#### WHAT TO WORK ON:
Please reproduce the data in its entirety, word for word.

(Saved entries)
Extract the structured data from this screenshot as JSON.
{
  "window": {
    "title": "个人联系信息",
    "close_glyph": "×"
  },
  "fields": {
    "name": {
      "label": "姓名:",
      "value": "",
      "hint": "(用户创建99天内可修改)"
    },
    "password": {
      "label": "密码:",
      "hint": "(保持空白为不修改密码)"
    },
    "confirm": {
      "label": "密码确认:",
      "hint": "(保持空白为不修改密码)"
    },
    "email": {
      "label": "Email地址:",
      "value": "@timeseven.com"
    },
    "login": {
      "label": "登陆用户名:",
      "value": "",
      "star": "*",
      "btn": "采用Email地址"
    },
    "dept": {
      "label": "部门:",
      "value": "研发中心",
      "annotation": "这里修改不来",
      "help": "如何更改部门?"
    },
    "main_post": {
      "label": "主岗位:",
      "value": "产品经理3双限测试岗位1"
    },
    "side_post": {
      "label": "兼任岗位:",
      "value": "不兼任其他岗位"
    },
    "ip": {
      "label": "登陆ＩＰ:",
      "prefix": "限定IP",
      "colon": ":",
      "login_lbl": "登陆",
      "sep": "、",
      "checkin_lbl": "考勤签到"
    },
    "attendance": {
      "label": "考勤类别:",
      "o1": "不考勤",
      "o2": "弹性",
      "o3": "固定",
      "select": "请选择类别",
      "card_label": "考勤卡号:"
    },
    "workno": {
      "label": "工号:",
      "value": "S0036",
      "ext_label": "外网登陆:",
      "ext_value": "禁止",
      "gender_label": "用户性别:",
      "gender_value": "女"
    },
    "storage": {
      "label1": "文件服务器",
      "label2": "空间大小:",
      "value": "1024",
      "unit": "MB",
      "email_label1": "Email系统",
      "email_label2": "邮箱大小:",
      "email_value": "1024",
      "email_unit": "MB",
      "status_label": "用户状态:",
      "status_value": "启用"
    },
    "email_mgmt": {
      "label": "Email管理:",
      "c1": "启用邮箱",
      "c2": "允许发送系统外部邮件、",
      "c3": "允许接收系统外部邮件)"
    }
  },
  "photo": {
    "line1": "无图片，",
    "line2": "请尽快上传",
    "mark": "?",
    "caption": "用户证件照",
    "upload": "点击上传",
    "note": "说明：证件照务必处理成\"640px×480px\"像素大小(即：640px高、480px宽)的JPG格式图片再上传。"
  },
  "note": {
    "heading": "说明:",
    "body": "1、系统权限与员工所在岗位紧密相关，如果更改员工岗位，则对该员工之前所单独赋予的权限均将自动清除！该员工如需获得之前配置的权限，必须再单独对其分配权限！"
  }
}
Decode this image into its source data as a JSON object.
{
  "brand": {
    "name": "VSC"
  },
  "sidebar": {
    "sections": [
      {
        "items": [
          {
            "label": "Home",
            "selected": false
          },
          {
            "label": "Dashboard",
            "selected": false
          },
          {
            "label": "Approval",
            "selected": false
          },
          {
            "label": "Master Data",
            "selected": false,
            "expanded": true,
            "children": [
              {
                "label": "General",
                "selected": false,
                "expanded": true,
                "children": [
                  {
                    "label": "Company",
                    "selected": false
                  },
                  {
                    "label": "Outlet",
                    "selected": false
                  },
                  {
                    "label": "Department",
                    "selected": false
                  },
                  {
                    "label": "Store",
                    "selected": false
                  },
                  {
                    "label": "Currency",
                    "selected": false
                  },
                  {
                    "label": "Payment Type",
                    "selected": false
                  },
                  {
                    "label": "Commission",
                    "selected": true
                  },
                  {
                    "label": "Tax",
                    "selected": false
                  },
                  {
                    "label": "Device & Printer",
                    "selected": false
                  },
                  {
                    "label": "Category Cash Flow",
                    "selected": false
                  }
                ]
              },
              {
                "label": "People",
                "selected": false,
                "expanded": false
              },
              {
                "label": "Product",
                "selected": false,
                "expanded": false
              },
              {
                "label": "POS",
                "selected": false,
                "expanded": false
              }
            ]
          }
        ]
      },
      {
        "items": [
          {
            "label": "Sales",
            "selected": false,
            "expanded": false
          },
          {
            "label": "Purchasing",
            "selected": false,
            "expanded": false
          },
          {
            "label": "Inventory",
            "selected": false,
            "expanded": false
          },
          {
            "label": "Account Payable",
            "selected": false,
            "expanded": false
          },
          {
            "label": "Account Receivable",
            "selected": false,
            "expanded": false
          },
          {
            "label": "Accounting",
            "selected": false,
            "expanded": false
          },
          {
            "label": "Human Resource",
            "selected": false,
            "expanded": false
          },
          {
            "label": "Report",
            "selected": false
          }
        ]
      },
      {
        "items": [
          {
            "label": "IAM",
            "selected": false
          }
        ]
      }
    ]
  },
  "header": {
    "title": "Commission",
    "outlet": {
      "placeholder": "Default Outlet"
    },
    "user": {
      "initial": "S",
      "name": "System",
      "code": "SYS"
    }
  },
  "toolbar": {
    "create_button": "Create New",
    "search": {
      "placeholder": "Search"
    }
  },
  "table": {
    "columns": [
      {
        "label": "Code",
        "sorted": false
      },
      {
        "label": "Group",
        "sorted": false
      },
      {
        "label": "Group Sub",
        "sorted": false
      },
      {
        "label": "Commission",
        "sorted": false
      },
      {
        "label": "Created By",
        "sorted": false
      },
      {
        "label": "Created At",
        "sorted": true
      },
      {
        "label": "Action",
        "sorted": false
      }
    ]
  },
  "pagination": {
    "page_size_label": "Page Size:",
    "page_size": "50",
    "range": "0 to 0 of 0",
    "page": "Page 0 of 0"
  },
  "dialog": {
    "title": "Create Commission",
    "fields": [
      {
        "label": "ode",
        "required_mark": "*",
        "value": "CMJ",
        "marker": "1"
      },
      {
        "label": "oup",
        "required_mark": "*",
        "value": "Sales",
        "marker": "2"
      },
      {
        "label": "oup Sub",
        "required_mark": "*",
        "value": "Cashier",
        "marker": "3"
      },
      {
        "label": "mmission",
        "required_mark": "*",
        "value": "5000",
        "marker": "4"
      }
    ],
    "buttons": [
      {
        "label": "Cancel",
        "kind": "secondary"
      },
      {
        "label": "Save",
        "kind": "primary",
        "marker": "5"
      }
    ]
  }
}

#### TASK OUTPUT:
Extract the structured data from this screenshot as JSON.
{
  "window": {
    "title": "个人联系信息",
    "close_glyph": "×"
  },
  "fields": {
    "name": {
      "label": "姓名:",
      "value": "",
      "hint": "(用户创建99天内可修改)"
    },
    "password": {
      "label": "密码:",
      "hint": "(保持空白为不修改密码)"
    },
    "confirm": {
      "label": "密码确认:",
      "hint": "(保持空白为不修改密码)"
    },
    "email": {
      "label": "Email地址:",
      "value": "@timeseven.com"
    },
    "login": {
      "label": "登陆用户名:",
      "value": "",
      "star": "*",
      "btn": "采用Email地址"
    },
    "dept": {
      "label": "部门:",
      "value": "研发中心",
      "annotation": "这里修改不来",
      "help": "如何更改部门?"
    },
    "main_post": {
      "label": "主岗位:",
      "value": "产品经理3双限测试岗位1"
    },
    "side_post": {
      "label": "兼任岗位:",
      "value": "不兼任其他岗位"
    },
    "ip": {
      "label": "登陆ＩＰ:",
      "prefix": "限定IP",
      "colon": ":",
      "login_lbl": "登陆",
      "sep": "、",
      "checkin_lbl": "考勤签到"
    },
    "attendance": {
      "label": "考勤类别:",
      "o1": "不考勤",
      "o2": "弹性",
      "o3": "固定",
      "select": "请选择类别",
      "card_label": "考勤卡号:"
    },
    "workno": {
      "label": "工号:",
      "value": "S0036",
      "ext_label": "外网登陆:",
      "ext_value": "禁止",
      "gender_label": "用户性别:",
      "gender_value": "女"
    },
    "storage": {
      "label1": "文件服务器",
      "label2": "空间大小:",
      "value": "1024",
      "unit": "MB",
      "email_label1": "Email系统",
      "email_label2": "邮箱大小:",
      "email_value": "1024",
      "email_unit": "MB",
      "status_label": "用户状态:",
      "status_value": "启用"
    },
    "email_mgmt": {
      "label": "Email管理:",
      "c1": "启用邮箱",
      "c2": "允许发送系统外部邮件、",
      "c3": "允许接收系统外部邮件)"
    }
  },
  "photo": {
    "line1": "无图片，",
    "line2": "请尽快上传",
    "mark": "?",
    "caption": "用户证件照",
    "upload": "点击上传",
    "note": "说明：证件照务必处理成\"640px×480px\"像素大小(即：640px高、480px宽)的JPG格式图片再上传。"
  },
  "note": {
    "heading": "说明:",
    "body": "1、系统权限与员工所在岗位紧密相关，如果更改员工岗位，则对该员工之前所单独赋予的权限均将自动清除！该员工如需获得之前配置的权限，必须再单独对其分配权限！"
  }
}
Decode this image into its source data as a JSON object.
{
  "brand": {
    "name": "VSC"
  },
  "sidebar": {
    "sections": [
      {
        "items": [
          {
            "label": "Home",
            "selected": false
          },
          {
            "label": "Dashboard",
            "selected": false
          },
          {
            "label": "Approval",
            "selected": false
          },
          {
            "label": "Master Data",
            "selected": false,
            "expanded": true,
            "children": [
              {
                "label": "General",
                "selected": false,
                "expanded": true,
                "children": [
                  {
                    "label": "Company",
                    "selected": false
                  },
                  {
                    "label": "Outlet",
                    "selected": false
                  },
                  {
                    "label": "Department",
                    "selected": false
                  },
                  {
                    "label": "Store",
                    "selected": false
                  },
                  {
                    "label": "Currency",
                    "selected": false
                  },
                  {
                    "label": "Payment Type",
                    "selected": false
                  },
                  {
                    "label": "Commission",
                    "selected": true
                  },
                  {
                    "label": "Tax",
                    "selected": false
                  },
                  {
                    "label": "Device & Printer",
                    "selected": false
                  },
                  {
                    "label": "Category Cash Flow",
                    "selected": false
                  }
                ]
              },
              {
                "label": "People",
                "selected": false,
                "expanded": false
              },
              {
                "label": "Product",
                "selected": false,
                "expanded": false
              },
              {
                "label": "POS",
                "selected": false,
                "expanded": false
              }
            ]
          }
        ]
      },
      {
        "items": [
          {
            "label": "Sales",
            "selected": false,
            "expanded": false
          },
          {
            "label": "Purchasing",
            "selected": false,
            "expanded": false
          },
          {
            "label": "Inventory",
            "selected": false,
            "expanded": false
          },
          {
            "label": "Account Payable",
            "selected": false,
            "expanded": false
          },
          {
            "label": "Account Receivable",
            "selected": false,
            "expanded": false
          },
          {
            "label": "Accounting",
            "selected": false,
            "expanded": false
          },
          {
            "label": "Human Resource",
            "selected": false,
            "expanded": false
          },
          {
            "label": "Report",
            "selected": false
          }
        ]
      },
      {
        "items": [
          {
            "label": "IAM",
            "selected": false
          }
        ]
      }
    ]
  },
  "header": {
    "title": "Commission",
    "outlet": {
      "placeholder": "Default Outlet"
    },
    "user": {
      "initial": "S",
      "name": "System",
      "code": "SYS"
    }
  },
  "toolbar": {
    "create_button": "Create New",
    "search": {
      "placeholder": "Search"
    }
  },
  "table": {
    "columns": [
      {
        "label": "Code",
        "sorted": false
      },
      {
        "label": "Group",
        "sorted": false
      },
      {
        "label": "Group Sub",
        "sorted": false
      },
      {
        "label": "Commission",
        "sorted": false
      },
      {
        "label": "Created By",
        "sorted": false
      },
      {
        "label": "Created At",
        "sorted": true
      },
      {
        "label": "Action",
        "sorted": false
      }
    ]
  },
  "pagination": {
    "page_size_label": "Page Size:",
    "page_size": "50",
    "range": "0 to 0 of 0",
    "page": "Page 0 of 0"
  },
  "dialog": {
    "title": "Create Commission",
    "fields": [
      {
        "label": "ode",
        "required_mark": "*",
        "value": "CMJ",
        "marker": "1"
      },
      {
        "label": "oup",
        "required_mark": "*",
        "value": "Sales",
        "marker": "2"
      },
      {
        "label": "oup Sub",
        "required_mark": "*",
        "value": "Cashier",
        "marker": "3"
      },
      {
        "label": "mmission",
        "required_mark": "*",
        "value": "5000",
        "marker": "4"
      }
    ],
    "buttons": [
      {
        "label": "Cancel",
        "kind": "secondary"
      },
      {
        "label": "Save",
        "kind": "primary",
        "marker": "5"
      }
    ]
  }
}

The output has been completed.